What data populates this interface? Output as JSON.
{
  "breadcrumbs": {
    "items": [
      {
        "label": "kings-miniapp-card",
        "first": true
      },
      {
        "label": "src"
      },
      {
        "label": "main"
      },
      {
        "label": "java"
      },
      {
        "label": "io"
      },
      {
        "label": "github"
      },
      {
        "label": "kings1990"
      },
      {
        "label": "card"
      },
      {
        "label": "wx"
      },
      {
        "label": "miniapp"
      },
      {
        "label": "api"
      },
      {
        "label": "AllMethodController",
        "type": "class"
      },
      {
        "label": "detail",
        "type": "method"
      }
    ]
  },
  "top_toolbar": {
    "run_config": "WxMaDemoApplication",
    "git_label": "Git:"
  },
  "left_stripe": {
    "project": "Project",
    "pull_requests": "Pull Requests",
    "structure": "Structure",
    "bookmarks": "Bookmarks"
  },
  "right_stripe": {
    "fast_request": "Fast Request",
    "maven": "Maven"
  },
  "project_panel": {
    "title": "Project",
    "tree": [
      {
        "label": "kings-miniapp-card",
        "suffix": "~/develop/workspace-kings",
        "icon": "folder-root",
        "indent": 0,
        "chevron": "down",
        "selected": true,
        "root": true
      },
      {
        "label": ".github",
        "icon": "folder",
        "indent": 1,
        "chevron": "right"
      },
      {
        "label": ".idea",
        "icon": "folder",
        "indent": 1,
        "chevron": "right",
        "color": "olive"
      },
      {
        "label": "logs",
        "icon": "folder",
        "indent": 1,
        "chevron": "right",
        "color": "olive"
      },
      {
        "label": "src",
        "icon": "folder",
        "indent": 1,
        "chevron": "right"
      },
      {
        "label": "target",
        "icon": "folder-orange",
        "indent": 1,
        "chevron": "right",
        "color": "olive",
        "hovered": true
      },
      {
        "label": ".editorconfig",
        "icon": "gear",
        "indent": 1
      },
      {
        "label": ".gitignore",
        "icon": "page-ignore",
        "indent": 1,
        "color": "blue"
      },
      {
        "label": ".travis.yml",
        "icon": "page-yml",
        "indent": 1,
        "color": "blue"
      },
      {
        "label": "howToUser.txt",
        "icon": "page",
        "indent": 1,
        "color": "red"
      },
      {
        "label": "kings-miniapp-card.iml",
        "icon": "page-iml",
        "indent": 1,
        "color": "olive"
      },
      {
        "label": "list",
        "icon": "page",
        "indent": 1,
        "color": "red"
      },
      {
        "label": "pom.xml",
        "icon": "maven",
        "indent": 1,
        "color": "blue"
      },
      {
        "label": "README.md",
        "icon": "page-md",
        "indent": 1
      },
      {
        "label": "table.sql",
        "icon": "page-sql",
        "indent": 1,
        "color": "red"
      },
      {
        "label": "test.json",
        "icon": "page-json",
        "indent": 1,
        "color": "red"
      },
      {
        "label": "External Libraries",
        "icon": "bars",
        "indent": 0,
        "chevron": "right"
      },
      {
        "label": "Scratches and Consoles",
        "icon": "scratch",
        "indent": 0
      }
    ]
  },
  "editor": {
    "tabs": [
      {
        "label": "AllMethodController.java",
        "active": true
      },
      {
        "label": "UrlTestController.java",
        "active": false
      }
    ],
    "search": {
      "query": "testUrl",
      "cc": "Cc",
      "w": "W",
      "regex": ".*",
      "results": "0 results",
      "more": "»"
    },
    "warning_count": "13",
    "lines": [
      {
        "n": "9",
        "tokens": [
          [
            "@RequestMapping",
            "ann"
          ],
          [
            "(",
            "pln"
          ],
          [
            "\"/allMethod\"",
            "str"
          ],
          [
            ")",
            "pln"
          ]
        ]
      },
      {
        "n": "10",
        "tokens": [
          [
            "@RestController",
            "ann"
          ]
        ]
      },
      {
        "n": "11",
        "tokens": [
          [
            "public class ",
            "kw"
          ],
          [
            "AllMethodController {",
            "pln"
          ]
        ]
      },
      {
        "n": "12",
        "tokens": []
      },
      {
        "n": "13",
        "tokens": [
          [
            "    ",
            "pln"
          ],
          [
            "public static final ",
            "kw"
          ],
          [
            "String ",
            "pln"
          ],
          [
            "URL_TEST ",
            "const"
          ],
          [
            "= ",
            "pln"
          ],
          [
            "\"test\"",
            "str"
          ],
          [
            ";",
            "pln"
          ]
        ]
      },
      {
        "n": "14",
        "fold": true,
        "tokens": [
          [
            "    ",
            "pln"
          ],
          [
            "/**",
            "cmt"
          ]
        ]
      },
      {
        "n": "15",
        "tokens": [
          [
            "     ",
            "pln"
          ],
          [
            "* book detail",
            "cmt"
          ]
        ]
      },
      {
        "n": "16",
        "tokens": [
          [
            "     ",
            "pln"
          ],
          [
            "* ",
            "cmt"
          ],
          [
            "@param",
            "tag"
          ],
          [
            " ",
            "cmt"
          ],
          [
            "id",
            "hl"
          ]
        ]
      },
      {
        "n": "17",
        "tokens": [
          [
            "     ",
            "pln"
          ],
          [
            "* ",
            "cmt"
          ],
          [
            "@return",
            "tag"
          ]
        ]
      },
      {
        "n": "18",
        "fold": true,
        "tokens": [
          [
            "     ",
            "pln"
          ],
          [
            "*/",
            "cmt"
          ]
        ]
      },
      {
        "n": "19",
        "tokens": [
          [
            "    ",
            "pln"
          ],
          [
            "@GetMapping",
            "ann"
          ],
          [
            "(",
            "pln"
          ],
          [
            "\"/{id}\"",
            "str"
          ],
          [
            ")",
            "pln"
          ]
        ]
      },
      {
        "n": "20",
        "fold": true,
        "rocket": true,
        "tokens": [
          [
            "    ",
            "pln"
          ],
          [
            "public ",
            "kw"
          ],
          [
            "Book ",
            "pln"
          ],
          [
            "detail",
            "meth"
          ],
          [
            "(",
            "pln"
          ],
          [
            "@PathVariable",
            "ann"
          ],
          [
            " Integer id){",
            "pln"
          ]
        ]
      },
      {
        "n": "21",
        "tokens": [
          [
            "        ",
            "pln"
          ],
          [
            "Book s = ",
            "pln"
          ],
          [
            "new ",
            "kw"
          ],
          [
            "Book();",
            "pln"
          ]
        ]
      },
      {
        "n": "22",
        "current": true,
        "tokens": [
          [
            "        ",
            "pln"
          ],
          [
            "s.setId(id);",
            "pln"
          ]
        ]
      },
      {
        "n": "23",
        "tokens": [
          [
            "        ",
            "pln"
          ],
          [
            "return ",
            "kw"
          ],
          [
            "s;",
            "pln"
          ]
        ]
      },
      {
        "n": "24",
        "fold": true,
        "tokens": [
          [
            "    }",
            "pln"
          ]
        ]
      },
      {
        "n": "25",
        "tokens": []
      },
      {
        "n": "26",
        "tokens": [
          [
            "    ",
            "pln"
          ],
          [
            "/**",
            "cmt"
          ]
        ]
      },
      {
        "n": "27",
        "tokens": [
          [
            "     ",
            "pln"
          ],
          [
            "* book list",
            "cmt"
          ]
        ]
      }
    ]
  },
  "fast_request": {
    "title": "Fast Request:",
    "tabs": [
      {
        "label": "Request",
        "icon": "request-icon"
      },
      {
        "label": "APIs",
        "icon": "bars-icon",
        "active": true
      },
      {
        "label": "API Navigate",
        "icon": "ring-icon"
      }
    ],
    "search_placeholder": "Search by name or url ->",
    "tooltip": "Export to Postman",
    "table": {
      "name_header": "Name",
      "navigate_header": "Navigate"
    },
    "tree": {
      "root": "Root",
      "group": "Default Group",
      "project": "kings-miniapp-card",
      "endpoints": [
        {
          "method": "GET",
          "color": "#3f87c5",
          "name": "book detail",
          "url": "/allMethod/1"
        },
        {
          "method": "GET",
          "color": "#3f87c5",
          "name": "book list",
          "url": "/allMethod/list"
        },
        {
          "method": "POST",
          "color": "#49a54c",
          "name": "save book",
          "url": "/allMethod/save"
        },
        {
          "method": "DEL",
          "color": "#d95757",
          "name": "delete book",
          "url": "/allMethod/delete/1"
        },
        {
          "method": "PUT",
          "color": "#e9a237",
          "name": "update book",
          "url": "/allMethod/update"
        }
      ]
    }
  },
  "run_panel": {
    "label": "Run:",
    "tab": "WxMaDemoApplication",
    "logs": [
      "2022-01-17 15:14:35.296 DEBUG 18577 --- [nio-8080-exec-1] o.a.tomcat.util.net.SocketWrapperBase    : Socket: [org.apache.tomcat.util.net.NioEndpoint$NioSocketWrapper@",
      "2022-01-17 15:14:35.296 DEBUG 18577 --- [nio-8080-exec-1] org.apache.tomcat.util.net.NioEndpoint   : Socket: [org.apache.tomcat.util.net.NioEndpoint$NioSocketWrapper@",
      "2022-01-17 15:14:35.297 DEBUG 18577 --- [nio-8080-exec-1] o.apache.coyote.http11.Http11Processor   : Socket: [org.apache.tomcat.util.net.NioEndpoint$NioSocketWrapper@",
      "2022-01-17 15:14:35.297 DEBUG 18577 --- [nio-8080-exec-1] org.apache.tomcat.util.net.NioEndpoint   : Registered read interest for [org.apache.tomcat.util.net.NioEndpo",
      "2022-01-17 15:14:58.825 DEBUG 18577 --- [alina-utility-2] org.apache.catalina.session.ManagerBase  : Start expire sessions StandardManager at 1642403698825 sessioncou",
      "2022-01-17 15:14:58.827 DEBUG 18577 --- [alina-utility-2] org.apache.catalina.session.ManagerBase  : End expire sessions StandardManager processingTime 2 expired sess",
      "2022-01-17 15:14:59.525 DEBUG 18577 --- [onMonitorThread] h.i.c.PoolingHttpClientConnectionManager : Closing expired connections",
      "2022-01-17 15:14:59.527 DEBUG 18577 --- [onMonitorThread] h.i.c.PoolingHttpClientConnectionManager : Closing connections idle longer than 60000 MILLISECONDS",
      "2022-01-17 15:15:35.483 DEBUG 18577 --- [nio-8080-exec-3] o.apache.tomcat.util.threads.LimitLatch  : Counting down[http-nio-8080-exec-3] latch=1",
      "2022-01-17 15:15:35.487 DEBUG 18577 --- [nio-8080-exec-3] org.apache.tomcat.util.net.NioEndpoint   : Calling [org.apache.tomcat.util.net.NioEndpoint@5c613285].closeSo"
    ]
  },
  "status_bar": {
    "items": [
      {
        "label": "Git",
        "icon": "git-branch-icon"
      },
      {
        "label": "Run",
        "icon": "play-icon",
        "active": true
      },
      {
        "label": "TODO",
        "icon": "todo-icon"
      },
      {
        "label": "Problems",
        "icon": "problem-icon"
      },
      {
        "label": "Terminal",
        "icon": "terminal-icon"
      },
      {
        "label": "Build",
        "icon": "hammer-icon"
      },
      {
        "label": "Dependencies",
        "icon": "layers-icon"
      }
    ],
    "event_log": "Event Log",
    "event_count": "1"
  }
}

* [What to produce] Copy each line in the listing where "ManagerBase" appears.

* [Reply to the exercise]
      "2022-01-17 15:14:58.825 DEBUG 18577 --- [alina-utility-2] org.apache.catalina.session.ManagerBase  : Start expire sessions StandardManager at 1642403698825 sessioncou",
      "2022-01-17 15:14:58.827 DEBUG 18577 --- [alina-utility-2] org.apache.catalina.session.ManagerBase  : End expire sessions StandardManager processingTime 2 expired sess",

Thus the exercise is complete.